By Thomas D’Agostino
I have not covered the subject of UFOs much in my writings, but this particular piece of New England history became of great interest to me. When I was a young lad I was into the UFO sightings and stories. I always carried a copy of Project Blue Book with me and had memorized every case within its pages. This account predates the cases scribed within the aforementioned book by over three hundred years. It comes by way of John Winthrop’s journal. The sighting took place over the Charles River in Boston in 1639 and at some point, Winthrop saw fit to add it into his journal. Here is what he wrote.
“In this year one James Everell, a sober, discreet man, and two others, saw a great light in the night at Muddy River. When it stood still, it flamed up, and was about three yards square; when it ran, it was contracted into the figure of a swine: it ran as swift as an arrow towards Charlton, and so up and down about two or three hours. They were come down in their lighter about a mile, and, when it was over, they found themselves carried quite back against the tide to the place they came from. Divers other credible persons saw the same light, after, about the same place.”
Muddy River is located at Back Bay diagonally across from Charlestown. Winthrop mentions it in his writing as Charlton. In the time of this sighting, Puritans occupied Boston and just the witnessing of this event must have had them fearing the work of the devil. The fact that it mentions the UFO being witnessed for two or three hours is quite astonishing. Of course, this was before the study of such sightings and was to many an unholy omen.
The men finding themselves back where they started against the tide certainly did not help their fears much. What did they actually see? There are theories but with the scanty evidence penned in Winthrop’s journal we can only surmise it was for now, an unidentified flying object.
Journals and diaries tell a lot about our past. In some cases, small entries can lead to large amounts of research, tying together lost bits of information that may lead to answers one is searching for. In the case of early UFO sightings, the witnesses were not sure what they saw and did not think of extraterrestrials from outer space paying a possible visit to our planet. Another such entry appears in the diary of a Maine schoolteacher, Cynthia Everett. Her recollections of an event she entered in her diary for July 22, 1808 reads as such,
“About 10 o’clock I saw a very strange appearance. It was a light, which proceeded from the East. At the first sight, I thought it was a métier (meteor), but from its motion I soon perceived it was not. It seemed to dart at first as quickly as light; and appeared to be in the Atmosphere, but lowered toward the ground and kept on at an equal distance sometimes ascending and sometimes descending. It moved round in the then visible horizon (it was not very light) and then returned back again, nor did we view it till it was extinguished.”
Everett, a 24-year old Rutland, Massachusetts, native, kept her diary from 1804 to 1815. Being a schoolteacher, she was well educated and was well aware of the night sky. Back in 1808 there were no city lights, airplanes, hot air balloons or any other type of light we see today that could attribute to such phenomena. The skies were clear and visible.

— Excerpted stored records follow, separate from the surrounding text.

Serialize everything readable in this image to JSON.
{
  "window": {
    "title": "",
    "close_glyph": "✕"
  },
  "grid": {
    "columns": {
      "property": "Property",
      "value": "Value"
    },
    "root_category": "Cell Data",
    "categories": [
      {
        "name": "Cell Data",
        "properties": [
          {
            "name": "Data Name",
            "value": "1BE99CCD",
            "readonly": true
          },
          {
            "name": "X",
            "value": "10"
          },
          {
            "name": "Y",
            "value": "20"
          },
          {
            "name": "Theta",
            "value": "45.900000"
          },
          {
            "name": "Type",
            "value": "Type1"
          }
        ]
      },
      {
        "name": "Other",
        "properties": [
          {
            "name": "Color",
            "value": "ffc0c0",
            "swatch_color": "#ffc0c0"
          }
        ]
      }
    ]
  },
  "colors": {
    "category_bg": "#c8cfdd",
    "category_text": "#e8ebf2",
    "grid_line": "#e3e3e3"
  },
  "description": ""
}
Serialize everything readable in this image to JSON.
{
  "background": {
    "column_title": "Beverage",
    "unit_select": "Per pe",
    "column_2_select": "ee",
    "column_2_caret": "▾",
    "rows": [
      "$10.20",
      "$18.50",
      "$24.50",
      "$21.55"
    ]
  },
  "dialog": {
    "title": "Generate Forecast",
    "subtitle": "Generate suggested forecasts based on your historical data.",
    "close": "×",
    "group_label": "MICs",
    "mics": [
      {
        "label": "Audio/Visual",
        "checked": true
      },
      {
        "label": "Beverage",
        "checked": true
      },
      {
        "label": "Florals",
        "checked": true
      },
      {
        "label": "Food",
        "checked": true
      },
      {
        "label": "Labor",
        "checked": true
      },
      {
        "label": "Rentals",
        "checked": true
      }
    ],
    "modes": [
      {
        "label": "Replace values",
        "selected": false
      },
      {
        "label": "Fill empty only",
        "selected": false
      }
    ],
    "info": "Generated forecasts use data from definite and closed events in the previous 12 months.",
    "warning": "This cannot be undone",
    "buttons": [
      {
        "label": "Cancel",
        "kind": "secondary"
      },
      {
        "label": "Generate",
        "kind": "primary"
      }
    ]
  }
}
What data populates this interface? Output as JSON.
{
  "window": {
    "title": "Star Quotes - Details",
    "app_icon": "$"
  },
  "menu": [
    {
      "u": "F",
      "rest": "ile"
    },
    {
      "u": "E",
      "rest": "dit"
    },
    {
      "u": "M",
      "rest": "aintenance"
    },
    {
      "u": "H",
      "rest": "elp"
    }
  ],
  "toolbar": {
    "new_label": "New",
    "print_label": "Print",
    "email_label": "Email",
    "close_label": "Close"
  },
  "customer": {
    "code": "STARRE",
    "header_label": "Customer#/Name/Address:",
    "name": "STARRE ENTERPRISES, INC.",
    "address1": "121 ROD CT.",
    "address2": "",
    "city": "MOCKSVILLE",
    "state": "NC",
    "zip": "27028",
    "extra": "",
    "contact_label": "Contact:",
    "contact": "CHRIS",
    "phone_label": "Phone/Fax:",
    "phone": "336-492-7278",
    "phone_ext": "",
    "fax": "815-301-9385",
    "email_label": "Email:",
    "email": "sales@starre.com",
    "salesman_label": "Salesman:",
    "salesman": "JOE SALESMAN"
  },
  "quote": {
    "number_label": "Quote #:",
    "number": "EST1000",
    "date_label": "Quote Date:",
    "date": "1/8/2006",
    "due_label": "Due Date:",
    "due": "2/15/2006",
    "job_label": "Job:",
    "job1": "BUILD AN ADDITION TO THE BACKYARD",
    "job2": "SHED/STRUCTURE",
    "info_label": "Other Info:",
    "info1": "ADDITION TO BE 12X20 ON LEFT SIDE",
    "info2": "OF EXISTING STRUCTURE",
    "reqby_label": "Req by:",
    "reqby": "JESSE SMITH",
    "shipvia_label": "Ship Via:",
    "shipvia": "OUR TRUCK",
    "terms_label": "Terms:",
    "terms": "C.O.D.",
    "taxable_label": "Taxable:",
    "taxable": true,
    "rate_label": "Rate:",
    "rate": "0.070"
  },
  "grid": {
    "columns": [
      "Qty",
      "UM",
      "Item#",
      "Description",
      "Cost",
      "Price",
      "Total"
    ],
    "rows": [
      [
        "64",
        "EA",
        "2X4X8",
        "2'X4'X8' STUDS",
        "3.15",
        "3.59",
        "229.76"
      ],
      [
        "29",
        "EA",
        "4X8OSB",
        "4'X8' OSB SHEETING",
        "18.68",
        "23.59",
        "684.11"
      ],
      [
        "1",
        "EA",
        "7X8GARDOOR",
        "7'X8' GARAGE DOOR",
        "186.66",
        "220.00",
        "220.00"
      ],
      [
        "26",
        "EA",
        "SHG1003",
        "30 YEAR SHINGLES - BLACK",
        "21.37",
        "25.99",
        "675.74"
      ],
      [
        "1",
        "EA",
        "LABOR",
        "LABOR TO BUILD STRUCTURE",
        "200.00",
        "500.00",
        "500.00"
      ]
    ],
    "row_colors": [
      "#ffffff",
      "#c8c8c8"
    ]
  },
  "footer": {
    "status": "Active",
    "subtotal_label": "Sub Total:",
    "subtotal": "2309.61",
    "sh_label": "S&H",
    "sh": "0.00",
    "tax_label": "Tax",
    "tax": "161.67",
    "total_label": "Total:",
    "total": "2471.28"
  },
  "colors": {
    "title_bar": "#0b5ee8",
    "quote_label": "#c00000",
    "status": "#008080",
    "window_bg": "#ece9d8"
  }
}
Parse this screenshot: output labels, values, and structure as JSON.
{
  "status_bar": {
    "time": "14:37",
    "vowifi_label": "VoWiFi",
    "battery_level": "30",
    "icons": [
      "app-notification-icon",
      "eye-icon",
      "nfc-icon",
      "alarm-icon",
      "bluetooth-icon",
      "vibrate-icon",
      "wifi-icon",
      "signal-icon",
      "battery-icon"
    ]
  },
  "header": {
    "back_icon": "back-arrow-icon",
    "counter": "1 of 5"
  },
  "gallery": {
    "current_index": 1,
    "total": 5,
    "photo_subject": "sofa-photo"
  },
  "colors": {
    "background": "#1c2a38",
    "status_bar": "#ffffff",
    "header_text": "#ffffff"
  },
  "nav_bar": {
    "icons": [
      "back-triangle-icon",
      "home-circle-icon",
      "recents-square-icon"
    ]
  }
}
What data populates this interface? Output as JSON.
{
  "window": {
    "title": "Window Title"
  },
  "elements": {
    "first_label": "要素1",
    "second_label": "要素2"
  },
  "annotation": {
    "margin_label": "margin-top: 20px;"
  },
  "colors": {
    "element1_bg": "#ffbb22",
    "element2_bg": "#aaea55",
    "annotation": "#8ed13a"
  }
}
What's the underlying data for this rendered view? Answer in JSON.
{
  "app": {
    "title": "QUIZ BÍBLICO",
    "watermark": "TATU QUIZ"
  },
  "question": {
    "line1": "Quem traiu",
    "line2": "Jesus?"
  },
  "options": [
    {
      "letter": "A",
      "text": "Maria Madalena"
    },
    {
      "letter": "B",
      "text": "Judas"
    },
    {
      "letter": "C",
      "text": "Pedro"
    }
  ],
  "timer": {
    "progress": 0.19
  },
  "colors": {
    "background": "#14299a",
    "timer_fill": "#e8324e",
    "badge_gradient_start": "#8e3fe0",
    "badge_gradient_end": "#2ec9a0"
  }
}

She did not explain it as a natural phenomenon, although she did write that at first she perceived it to be a meteor, but quickly realized by the erratic course the object took, it was something she had never seen.
When we think of UFOs we often think of the flying saucer shaped objects of the 1950s science fiction movies. I can only wonder what these people saw way back then and what they may have actually looked like if spied "up close."